- PROBLEM DETAILS: Exact copies of all the records below should be returned.

[INPUT MATERIAL — start]

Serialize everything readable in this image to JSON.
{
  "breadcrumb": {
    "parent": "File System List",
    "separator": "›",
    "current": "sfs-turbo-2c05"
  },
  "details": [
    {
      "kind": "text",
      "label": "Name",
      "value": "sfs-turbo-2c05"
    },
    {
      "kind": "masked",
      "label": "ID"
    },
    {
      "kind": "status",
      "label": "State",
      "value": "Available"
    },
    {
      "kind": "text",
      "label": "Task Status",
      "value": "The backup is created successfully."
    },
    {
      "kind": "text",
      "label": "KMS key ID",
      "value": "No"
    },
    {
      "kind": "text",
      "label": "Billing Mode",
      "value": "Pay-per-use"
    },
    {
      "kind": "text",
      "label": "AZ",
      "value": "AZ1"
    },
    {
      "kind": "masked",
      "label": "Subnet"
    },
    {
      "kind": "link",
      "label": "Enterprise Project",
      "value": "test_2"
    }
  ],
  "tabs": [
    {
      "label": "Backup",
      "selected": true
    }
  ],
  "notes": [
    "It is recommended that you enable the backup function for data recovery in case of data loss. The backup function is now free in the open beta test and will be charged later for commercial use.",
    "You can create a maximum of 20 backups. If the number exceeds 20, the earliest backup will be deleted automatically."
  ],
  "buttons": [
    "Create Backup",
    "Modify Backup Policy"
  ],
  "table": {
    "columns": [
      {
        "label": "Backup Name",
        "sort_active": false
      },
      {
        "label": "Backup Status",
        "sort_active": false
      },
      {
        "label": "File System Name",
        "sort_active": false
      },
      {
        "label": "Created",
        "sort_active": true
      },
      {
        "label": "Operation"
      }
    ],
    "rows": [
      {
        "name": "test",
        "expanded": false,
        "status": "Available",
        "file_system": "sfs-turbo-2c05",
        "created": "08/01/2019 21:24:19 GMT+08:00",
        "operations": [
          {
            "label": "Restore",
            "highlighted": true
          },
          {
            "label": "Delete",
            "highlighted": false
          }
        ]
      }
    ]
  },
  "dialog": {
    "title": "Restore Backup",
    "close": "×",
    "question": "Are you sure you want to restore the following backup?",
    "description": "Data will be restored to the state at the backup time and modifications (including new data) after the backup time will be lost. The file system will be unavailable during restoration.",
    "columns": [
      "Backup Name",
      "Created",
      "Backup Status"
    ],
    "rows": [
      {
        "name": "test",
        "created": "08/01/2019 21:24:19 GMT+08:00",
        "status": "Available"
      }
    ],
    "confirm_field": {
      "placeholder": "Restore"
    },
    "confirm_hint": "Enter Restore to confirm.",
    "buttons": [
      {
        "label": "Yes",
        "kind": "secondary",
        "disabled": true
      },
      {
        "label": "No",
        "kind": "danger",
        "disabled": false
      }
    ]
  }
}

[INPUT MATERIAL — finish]

- RESPONSE:
Serialize everything readable in this image to JSON.
{
  "breadcrumb": {
    "parent": "File System List",
    "separator": "›",
    "current": "sfs-turbo-2c05"
  },
  "details": [
    {
      "kind": "text",
      "label": "Name",
      "value": "sfs-turbo-2c05"
    },
    {
      "kind": "masked",
      "label": "ID"
    },
    {
      "kind": "status",
      "label": "State",
      "value": "Available"
    },
    {
      "kind": "text",
      "label": "Task Status",
      "value": "The backup is created successfully."
    },
    {
      "kind": "text",
      "label": "KMS key ID",
      "value": "No"
    },
    {
      "kind": "text",
      "label": "Billing Mode",
      "value": "Pay-per-use"
    },
    {
      "kind": "text",
      "label": "AZ",
      "value": "AZ1"
    },
    {
      "kind": "masked",
      "label": "Subnet"
    },
    {
      "kind": "link",
      "label": "Enterprise Project",
      "value": "test_2"
    }
  ],
  "tabs": [
    {
      "label": "Backup",
      "selected": true
    }
  ],
  "notes": [
    "It is recommended that you enable the backup function for data recovery in case of data loss. The backup function is now free in the open beta test and will be charged later for commercial use.",
    "You can create a maximum of 20 backups. If the number exceeds 20, the earliest backup will be deleted automatically."
  ],
  "buttons": [
    "Create Backup",
    "Modify Backup Policy"
  ],
  "table": {
    "columns": [
      {
        "label": "Backup Name",
        "sort_active": false
      },
      {
        "label": "Backup Status",
        "sort_active": false
      },
      {
        "label": "File System Name",
        "sort_active": false
      },
      {
        "label": "Created",
        "sort_active": true
      },
      {
        "label": "Operation"
      }
    ],
    "rows": [
      {
        "name": "test",
        "expanded": false,
        "status": "Available",
        "file_system": "sfs-turbo-2c05",
        "created": "08/01/2019 21:24:19 GMT+08:00",
        "operations": [
          {
            "label": "Restore",
            "highlighted": true
          },
          {
            "label": "Delete",
            "highlighted": false
          }
        ]
      }
    ]
  },
  "dialog": {
    "title": "Restore Backup",
    "close": "×",
    "question": "Are you sure you want to restore the following backup?",
    "description": "Data will be restored to the state at the backup time and modifications (including new data) after the backup time will be lost. The file system will be unavailable during restoration.",
    "columns": [
      "Backup Name",
      "Created",
      "Backup Status"
    ],
    "rows": [
      {
        "name": "test",
        "created": "08/01/2019 21:24:19 GMT+08:00",
        "status": "Available"
      }
    ],
    "confirm_field": {
      "placeholder": "Restore"
    },
    "confirm_hint": "Enter Restore to confirm.",
    "buttons": [
      {
        "label": "Yes",
        "kind": "secondary",
        "disabled": true
      },
      {
        "label": "No",
        "kind": "danger",
        "disabled": false
      }
    ]
  }
}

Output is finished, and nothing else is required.